In response to allegations that the move violated Swedish freedom of speech laws, Ms Freivalds claimed the official had merely pointed out that the website was endangering the lives of Swedes.
Ms Freivalds also said she had no knowledge of her ministry's contact with the website hosts.
Swedish prime minister Goran Persson also accused the ministry official of acting unconstitutionally by letting his own opinion in the matter guide his acts instead of Swedish law.
Earlier this week, the official himself told the Swedish attorney-general investigating the closure that he had deliberated with Ms Freivalds prior to contacting Levonline, and that the minister had claimed the move was vital to "protect Swedish interests."
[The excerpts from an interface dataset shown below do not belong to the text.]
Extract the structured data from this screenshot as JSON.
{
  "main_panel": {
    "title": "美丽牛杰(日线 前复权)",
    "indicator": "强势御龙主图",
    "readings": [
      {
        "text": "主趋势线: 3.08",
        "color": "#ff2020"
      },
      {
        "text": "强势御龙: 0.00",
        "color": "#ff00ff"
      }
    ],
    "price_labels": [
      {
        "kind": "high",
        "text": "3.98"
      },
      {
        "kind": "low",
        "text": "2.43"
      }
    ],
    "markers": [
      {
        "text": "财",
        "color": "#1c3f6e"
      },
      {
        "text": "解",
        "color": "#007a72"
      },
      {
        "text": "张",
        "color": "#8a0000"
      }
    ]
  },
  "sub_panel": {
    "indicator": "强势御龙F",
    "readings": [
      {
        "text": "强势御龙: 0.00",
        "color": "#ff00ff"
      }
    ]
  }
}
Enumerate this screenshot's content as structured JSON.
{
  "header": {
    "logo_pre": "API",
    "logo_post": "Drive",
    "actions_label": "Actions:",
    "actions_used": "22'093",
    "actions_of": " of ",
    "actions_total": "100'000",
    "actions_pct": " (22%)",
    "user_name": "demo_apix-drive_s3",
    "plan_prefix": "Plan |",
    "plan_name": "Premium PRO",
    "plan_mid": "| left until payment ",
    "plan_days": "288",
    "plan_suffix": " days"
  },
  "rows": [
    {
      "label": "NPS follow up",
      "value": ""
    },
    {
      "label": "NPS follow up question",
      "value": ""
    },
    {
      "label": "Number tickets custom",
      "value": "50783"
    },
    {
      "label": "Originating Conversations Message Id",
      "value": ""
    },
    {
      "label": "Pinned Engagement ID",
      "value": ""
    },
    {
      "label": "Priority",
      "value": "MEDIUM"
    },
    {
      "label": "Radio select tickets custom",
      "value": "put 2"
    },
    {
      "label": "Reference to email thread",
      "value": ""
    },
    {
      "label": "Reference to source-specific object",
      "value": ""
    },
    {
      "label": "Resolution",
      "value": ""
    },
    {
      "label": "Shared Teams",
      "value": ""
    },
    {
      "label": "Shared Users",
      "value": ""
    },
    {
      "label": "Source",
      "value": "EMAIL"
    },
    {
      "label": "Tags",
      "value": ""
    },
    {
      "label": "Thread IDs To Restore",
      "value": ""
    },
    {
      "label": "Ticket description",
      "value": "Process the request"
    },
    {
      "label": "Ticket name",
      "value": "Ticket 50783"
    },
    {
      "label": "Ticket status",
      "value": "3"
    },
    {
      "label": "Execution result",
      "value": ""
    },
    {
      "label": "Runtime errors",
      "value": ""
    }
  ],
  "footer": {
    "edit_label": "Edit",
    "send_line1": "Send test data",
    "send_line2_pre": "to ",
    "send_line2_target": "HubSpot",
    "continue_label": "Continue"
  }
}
The incident has been seen as embarrassing the prime minister.
The shutting down of the website is currently being investigated by the Swedish parliament’a constitutional committee and the office of the chancellor of justice, and opposition leaders on Wednesday hinted that a possible vote of no confidence against the prime minister may be initiated.
Cartoons legacy hangs over Denmark
Meanwhile across the Oresund strait, Denmark has reacted with anger to a UN campaign poster marking the World Day against racism, picturing a jigsaw puzzle and a piece of Lego - one of Denmark's best export products and almost a national symbol.
"Racism takes many shapes" says the poster, which has also been printed in Arabic states.
Danish human rights activists call the poster "tactless and stupid" and the "deeply surprised" Lego firm has contacted the UN for an explanation, the Nordic press writes.
After an official request by Danish foreign minister Per Stig Moller, UN spokesperson Jose Luis Diaz said the poster designer was "probably not aware of the Lego piece origin", and that the poster would be withdrawn.